Joan Kee, Clark Professor for Spring 2021, is Professor in the Department of the History of Art at the University of Michigan. Her research focuses on modern and contemporary art from multiregional and crossdisciplinary perspectives. She is the author of Contemporary Korean Art: Tansaekhwa and the Urgency of Method (2013) and Models of Integrity: Art and Law in Post-Sixties America (2019), as well as co-editor of the special issue of Art History, “To Scale.” Kee is presently researching a book about the role and relevance of emojis. She is a contributing editor at Artforum, as well on the advisory boards of Art History, Oxford Art Journal and Art Margins.
Anne Lafont, Clark Professor for the Academic Year 2021-2022, is a director of studies l’École des hautes études en sciences sociales in Paris, where she leads a research cluster titled “Histoire de l’art et créolités.” She is a specialist on eighteenth- and nineteenth-century art and visual culture in the transatlantic world. She is the author of numerous books, including L’artiste savant à la conquête du monde moderne (2010), 1740, un abrégé du monde, Savoirs et collections autour de Dezallier d’Argenville (2012), and, most recently, L’art et la race: L’Africain (tout) contre l’œil des Lumières (2019). She was co-editor, with Melissa Hyde, of Plumes et Pinceaux. Discours de femmes sur l’art en Europe 1750-1850, (2012). From 2013 to 2017 she was editor in chief of Perspective, the journal of the Institut national d’histoire de l’art (INHA).
Kobena Mercer, Clark Professor for the Academic year 2022-2023, is Professor in History of Art and African American Studies at Yale University. He teaches modern and contemporary art in the Black Atlantic, examining African American, Caribbean and Black British artists with critical methods from cultural studies.

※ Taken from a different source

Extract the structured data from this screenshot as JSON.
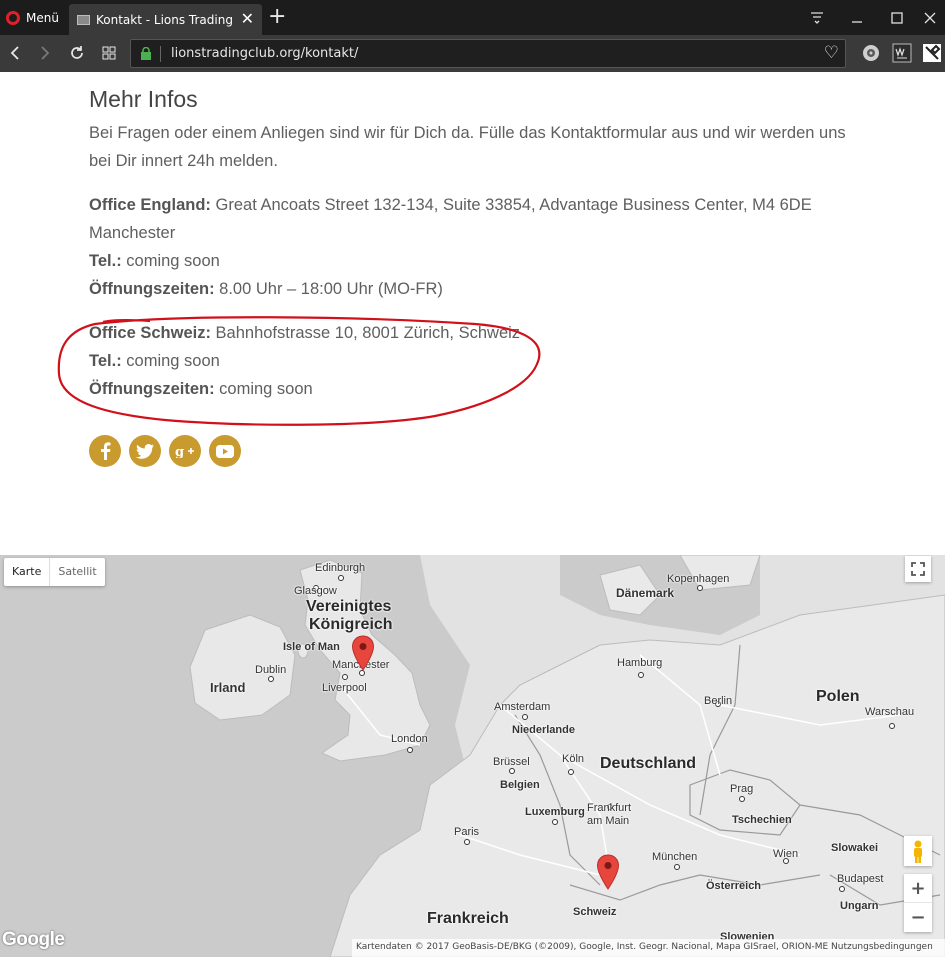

He is author of studies of James Van Der Zee, Romare Bearden and Adrian Piper, Isaac Julien and Rotimi Fani-Kayode and he edited the Annotating Art’s Histories series, whose titles are Cosmopolitan Modernisms (2005), Discrepant Abstraction (2006), Pop Art and Vernacular Cultures (2007) and Exiles, Diasporas & Strangers (2008). Recent publications include ‘The Cross-Cultural and the Contemporary,’ in 21st Century: Art of the First Decade, (2011) and ‘Art History after Globalization,’ in Colonial Modern: Aesthetics of the Past, Rebellions for the Future (2010), and Travel & See: Black Diaspora Art Practices since the 1980s (2016). He is an inaugural recipient of the 2006 Clark Prize for Excellence in Arts Writing.